Common accrued expenses include interest expenses that are owed but unpaid; operating expenses for goods or services from a third-party supplier; tax due; and wage or salary accruals.

As an example, consider the case when a business receives an invoice for £50 electricity, payable in 15 days:

  • Debit Electricity (Expenses account): £50
  • Credit Accounts Payable (Current Liability): £50

When the electricity is paid 15 days later, then the following journal would be entered:

  • Debit Accounts Payable (Current Liability): £50
  • Credit Bank Account (Current Asset): £50

The net effect on the Trial Balance at the end of the financial period of the above is the following:

  • Debit Electricity: £50
  • Credit Bank Account: £50

Prepaid expenses vs accrued expenses

Accrued expenses should not be confused with prepaid expenses. Prepaid expenses are payments made in advance for goods and services that are expected to be provided or used in the future. While accrued expenses represent liabilities, prepaid expenses are recognised as assets on the balance sheet.

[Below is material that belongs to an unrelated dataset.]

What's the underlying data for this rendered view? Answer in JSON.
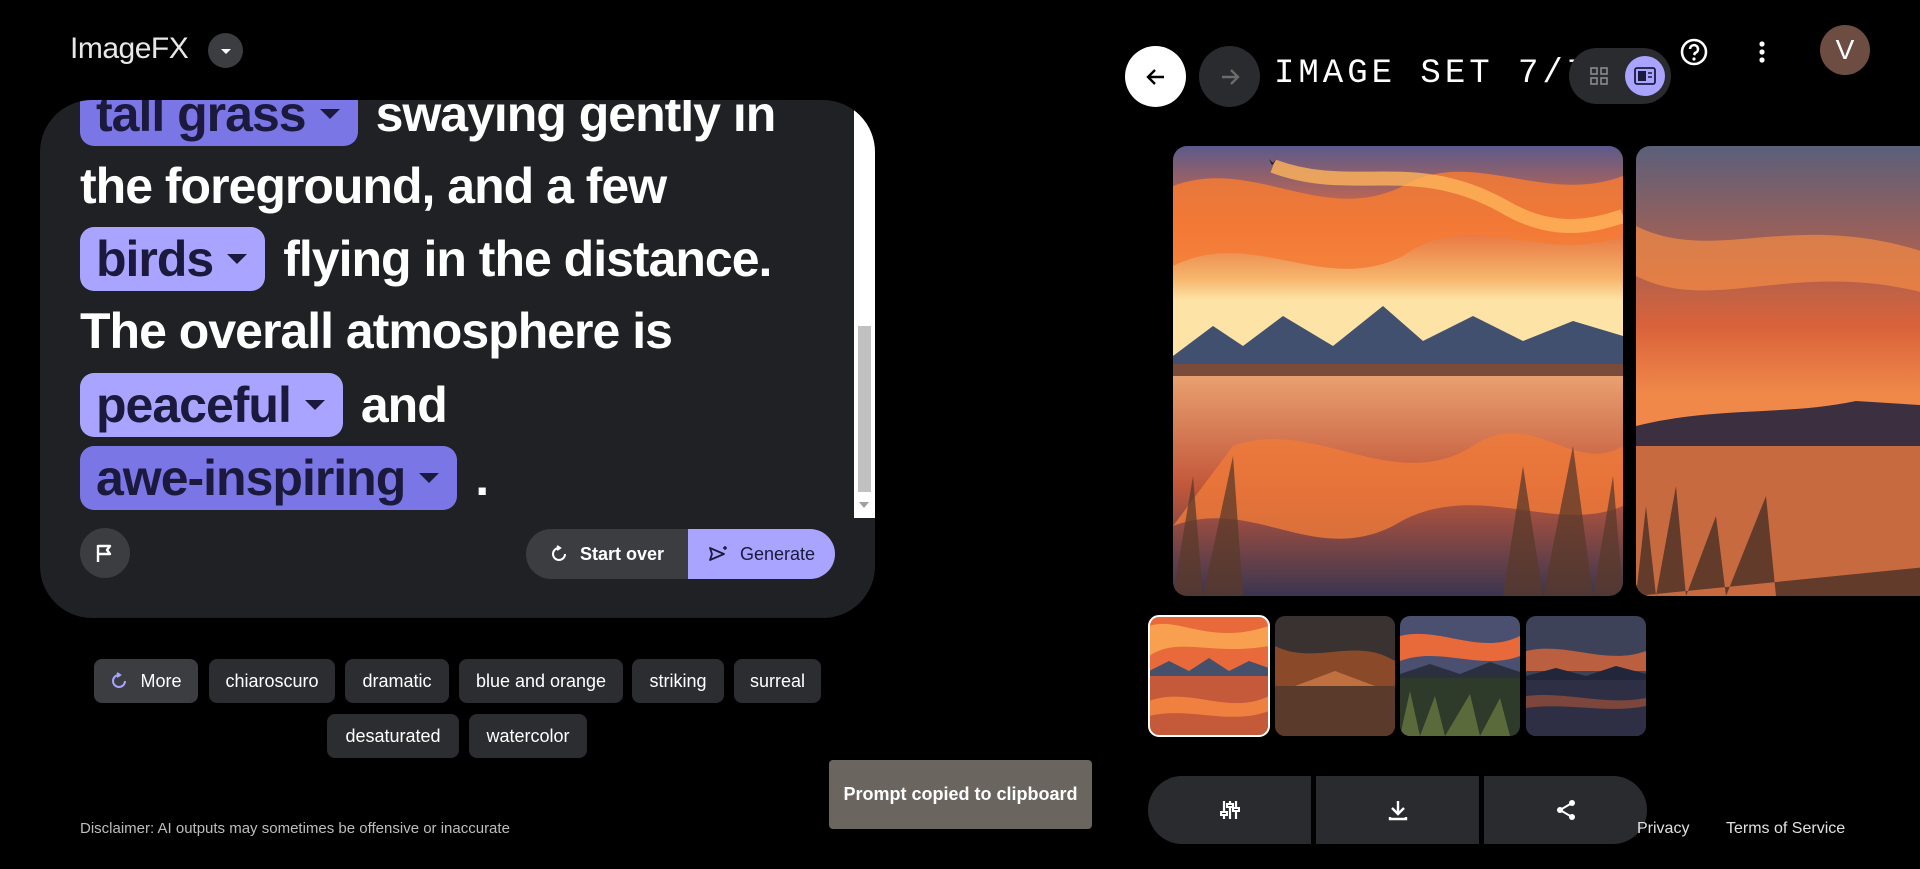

As an example, if you prepay for your website hosting fees for the full year, then this would be recorded in the financial statements as follows.

  • Debit Prepaid Expenses (Current Asset): £360
  • Credit Bank Account (Current Asset): £360

At the end of each month, the accrued part of the expense would be allocated as follows:

  • Debit Website Hosting (Expenses): £30
  • Credit Prepaid Expenses (Current Asset): £30

Accordingly, by the end of the 12th month, the prepaid expense account would be fully allocated, leaving the following balances in the Trial Balance: Debit Website Hosting (Expenses): £360 Credit Bank Account (Current Asset): £360

The advantages and disadvantages of accrual accounting


  • Creates a more accurate picture of a business’ performance and finances
  • Helps the business to make better-informed financial decisions
  • Can make it easier to get long-term finance (most lenders and investors will require that your financial statements are prepared according on the accrual basis).


  • It can be more complex and involve closer monitoring of invoices
  • Tax has to be paid on income before the customer has actually settled the amount. This may result in short term cash flow issues. (Note that if your customer does not pay the invoice, then you can claim the tax back on a future return).

Should I use accrual or cash accounting?

Most small businesses in the UK with an income of £150,000 or less can use the cash basis for reporting, so they will only record income or expenses when they receive money or pay a bill. This means they will not need to pay income tax on money that has not yet been received in each accounting period. It may also make it easier to create your financial statements simply by looking at the incomings and outgoings from the business bank account.

However, according to HMRC, cash accounting probably won’t be suitable for companies that want to claim interest or bank charges of more than £500 as an expense; that are more complex (for example holding high levels of stock); or that need to source finance for their business. It also won’t be suitable for companies that plan to offset losses against other taxable income.

In fact, many small businesses would benefit from accrual accounting, placing them in a better position for when the business grows and making it easier to accurately measure the financial performance of the business. Also, some traditional lenders won’t deal with businesses using cash accounting, so using accrual accounting could help them to obtain any finance that they may need.

Whatever the size of your company, accrual accounting usually gives a better indication of business performance because it shows when the underlying income and expenses occurred.

Having said that, accrual accounting can be more complex and require more work. And it’s here that your accounting software can make a difference, much simplifying a potentially time-consuming task. Whether you want to make the switch from cash to accrual or you want to reduce the burden associated with accrual accounting, AccountsPortal can help.

To find out how, please get in touch with us via our support pages.

Further Reading

Hospitality VAT rate set to rise to 12.5%: How to manage the change in AccountsPortal

A Guide to Capital Gains Tax for Small Businesses

How To Manage Out Of Pocket Expenses